◆ What to work on
Copy out lines with the word "label" from the material that follows.

== Provided records

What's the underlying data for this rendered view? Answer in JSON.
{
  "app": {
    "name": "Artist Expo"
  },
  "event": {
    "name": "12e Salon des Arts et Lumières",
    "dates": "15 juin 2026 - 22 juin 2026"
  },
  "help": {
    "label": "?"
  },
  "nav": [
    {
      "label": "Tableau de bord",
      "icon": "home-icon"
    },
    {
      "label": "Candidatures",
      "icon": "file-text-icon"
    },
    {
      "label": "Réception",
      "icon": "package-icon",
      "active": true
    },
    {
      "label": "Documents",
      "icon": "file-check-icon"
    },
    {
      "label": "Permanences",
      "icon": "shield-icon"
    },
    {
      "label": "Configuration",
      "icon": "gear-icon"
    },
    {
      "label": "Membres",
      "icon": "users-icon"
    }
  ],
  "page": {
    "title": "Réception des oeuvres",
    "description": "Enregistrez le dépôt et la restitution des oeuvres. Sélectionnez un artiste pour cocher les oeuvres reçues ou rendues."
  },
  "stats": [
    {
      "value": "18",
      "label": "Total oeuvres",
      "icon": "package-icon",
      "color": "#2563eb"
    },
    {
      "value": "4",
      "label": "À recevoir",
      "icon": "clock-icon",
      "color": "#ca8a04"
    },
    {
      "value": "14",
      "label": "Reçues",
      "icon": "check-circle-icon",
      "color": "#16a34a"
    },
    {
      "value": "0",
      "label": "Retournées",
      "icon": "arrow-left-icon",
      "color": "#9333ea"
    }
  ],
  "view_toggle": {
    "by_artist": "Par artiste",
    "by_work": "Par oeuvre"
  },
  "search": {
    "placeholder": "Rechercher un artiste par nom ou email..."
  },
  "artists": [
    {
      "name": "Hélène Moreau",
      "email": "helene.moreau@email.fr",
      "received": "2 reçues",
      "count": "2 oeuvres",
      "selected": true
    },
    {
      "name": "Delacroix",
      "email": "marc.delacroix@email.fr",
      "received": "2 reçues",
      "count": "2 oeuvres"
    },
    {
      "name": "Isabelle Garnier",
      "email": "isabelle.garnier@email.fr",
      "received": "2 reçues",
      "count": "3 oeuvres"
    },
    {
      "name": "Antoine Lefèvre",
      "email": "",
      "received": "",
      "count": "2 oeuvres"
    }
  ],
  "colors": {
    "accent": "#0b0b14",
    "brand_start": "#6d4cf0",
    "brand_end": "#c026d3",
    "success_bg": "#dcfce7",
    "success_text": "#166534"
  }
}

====

◆ Response area
    "label": "?"
      "label": "Tableau de bord",
      "label": "Candidatures",
      "label": "Réception",
      "label": "Documents",
      "label": "Permanences",
      "label": "Configuration",
      "label": "Membres",
      "label": "Total oeuvres",
      "label": "À recevoir",
      "label": "Reçues",
      "label": "Retournées",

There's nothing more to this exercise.